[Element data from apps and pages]
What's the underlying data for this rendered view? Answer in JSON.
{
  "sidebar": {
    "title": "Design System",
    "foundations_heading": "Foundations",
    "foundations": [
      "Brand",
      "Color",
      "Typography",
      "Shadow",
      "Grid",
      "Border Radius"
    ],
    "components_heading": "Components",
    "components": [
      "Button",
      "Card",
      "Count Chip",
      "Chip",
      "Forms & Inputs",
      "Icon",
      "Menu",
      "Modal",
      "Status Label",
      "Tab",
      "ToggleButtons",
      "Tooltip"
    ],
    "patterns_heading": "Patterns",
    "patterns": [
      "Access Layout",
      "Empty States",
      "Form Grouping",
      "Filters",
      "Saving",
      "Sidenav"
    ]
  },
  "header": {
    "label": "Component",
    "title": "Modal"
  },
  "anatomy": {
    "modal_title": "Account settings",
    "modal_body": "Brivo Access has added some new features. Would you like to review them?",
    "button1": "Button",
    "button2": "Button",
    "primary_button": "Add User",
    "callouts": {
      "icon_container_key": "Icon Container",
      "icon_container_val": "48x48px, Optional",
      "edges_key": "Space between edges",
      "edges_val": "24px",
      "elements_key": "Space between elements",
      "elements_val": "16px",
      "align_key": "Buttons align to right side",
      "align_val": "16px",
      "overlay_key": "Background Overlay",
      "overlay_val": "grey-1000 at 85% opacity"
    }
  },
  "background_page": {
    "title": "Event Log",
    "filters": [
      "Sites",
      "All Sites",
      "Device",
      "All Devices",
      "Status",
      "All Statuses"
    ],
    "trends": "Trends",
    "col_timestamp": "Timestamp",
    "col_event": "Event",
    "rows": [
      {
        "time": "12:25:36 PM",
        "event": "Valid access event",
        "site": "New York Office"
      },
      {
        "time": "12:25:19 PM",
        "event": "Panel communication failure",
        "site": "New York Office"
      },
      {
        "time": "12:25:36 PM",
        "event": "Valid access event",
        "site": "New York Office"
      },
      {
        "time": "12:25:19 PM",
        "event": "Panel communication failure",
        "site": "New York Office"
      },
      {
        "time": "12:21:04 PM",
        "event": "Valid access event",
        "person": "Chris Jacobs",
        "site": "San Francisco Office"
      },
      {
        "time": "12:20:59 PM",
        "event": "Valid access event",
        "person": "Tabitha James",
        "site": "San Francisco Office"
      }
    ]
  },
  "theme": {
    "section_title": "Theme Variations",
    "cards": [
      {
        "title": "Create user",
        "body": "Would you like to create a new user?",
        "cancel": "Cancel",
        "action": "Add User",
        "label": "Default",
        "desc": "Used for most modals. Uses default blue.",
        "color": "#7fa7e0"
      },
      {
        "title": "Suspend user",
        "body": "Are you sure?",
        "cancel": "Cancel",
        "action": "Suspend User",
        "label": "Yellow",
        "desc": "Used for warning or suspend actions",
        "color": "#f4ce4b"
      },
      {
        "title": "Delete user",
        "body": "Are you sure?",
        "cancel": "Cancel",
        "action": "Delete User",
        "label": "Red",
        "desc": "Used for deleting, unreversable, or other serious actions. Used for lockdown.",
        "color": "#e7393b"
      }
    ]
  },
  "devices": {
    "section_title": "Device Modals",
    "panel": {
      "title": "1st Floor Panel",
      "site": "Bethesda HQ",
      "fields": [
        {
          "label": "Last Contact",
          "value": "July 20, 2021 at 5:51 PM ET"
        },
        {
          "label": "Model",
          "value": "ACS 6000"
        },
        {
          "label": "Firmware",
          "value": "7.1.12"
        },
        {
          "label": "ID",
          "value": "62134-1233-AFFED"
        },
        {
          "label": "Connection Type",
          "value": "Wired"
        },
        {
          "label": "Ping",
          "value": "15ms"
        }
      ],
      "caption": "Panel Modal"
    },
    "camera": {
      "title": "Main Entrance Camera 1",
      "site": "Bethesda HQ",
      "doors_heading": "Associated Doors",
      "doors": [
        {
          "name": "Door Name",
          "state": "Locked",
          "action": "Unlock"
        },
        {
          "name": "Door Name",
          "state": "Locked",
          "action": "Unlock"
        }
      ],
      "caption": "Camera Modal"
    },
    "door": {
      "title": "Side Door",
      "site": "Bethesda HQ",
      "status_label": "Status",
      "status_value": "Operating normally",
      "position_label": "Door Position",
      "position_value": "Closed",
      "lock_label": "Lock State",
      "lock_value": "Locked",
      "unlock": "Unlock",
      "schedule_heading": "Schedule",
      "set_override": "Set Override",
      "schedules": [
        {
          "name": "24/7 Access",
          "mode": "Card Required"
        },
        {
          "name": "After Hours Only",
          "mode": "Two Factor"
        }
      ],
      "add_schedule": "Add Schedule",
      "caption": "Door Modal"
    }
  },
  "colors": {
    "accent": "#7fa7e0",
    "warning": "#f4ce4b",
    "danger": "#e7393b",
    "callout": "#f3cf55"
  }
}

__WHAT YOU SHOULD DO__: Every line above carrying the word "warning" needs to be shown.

__OUTPUT FOR THIS EXERCISE__:
        "desc": "Used for warning or suspend actions",
    "warning": "#f4ce4b",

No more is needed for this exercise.